Scientists at the Life & Brain Research Center at the University of Bonn, Germany, have succeeded in generating brain stem cells directly from the connective tissue of mice. These stem cells can reproduce and be converted into various types of brain cells.
To date, only reprogramming in brain cells that were fully developed or had only a limited ability to divide was possible.
The new reprogramming method, published in the current edition of Cell Stem Cell, builds on work by Japanese researcher Shinya Yamanaka and his team, who produced stem cells from the connective tissue cells of mice for the first time in 2006.

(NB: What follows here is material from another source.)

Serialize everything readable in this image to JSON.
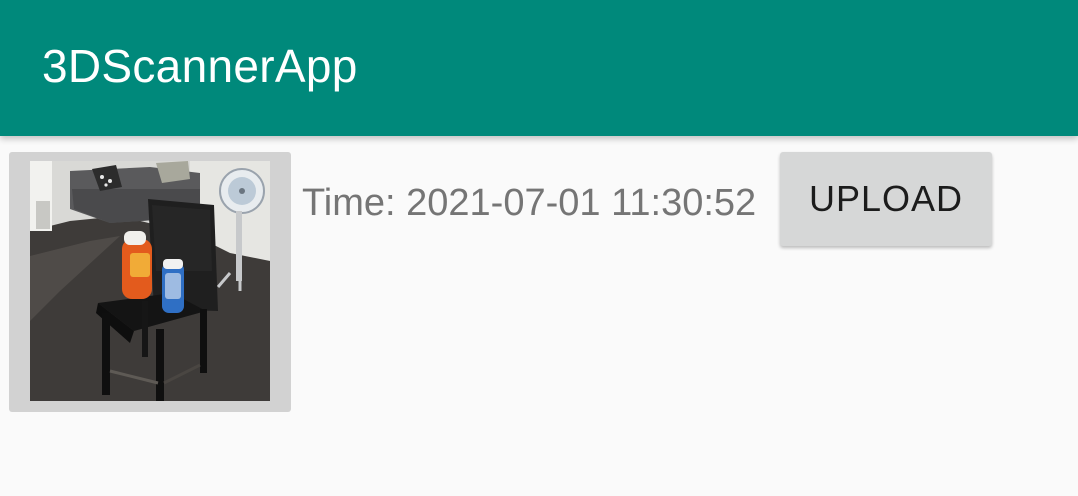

The Bonn research team was led by Dr. Frank Edenhofer and included colleagues at the university's Institute of Reconstructive Neurobiology and the Institute of Human Genetics. They used connective tissue cells from mice as a starting material and, just as Yamanaka did, initiated the conversion with a combination of four genes. But this time the goal was to produce neural stem cells (brain stem cells) rather than pluripotent (iPS) cells, as Yamanaka did.
The gene "Oct4" was critical to the reprogramming. "Oct4 activates the process, destabilizes the cells and clears them for the direct reprogramming. However, we still need to analyze the exact mechanism of the cellular conversion," Dr. Edenhofer said.
The researchers reported that their reprogramming method was up to three times faster than the method used to produce the iPS cells, since they were able to cut down on the reprogramming of the cells via the embryonic stage. This consequently reduced the work involved and cost as well. In addition, the Bonn method is associated with a dramatically lower risk of tumors and results in a nearly limitless number of neural cells, the researchers say.
"Our work could form the basis for providing practically unlimited quantities of the patient's own cells," Dr. Edenhofer added.
The next step is to determine whether the results can be applied to humans.